From the records below, work out how many lines carry the string "County". Leave out everything but the number.
Records shown START
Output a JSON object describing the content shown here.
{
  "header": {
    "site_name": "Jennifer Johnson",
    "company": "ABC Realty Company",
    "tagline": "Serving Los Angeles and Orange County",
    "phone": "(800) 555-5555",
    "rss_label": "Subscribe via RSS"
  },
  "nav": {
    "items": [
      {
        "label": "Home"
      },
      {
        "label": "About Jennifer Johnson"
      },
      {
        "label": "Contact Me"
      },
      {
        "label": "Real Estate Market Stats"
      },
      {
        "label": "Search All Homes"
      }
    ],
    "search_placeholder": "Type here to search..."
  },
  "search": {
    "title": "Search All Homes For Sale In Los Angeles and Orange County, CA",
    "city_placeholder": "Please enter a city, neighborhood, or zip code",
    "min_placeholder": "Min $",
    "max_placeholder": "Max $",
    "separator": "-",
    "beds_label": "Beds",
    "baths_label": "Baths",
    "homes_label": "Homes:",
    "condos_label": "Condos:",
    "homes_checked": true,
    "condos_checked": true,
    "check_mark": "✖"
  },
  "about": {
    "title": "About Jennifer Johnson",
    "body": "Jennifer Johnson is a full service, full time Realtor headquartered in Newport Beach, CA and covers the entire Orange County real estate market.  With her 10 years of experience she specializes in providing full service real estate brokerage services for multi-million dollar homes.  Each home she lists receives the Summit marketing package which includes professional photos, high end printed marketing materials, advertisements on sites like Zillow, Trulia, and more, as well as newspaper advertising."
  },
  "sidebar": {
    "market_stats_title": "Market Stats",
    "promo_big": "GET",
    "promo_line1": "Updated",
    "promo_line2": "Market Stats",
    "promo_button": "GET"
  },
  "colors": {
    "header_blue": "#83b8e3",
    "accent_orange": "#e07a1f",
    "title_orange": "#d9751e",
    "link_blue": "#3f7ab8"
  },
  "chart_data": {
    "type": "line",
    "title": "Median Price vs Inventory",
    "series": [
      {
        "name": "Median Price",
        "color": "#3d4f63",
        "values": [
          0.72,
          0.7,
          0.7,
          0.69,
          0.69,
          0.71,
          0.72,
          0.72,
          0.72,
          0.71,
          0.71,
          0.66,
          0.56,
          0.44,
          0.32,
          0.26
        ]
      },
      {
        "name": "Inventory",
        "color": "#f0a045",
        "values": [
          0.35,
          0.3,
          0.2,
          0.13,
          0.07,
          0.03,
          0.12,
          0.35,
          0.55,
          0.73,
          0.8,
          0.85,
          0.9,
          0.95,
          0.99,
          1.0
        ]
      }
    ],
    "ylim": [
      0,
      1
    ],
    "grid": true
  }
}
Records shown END
Exercise output =>
3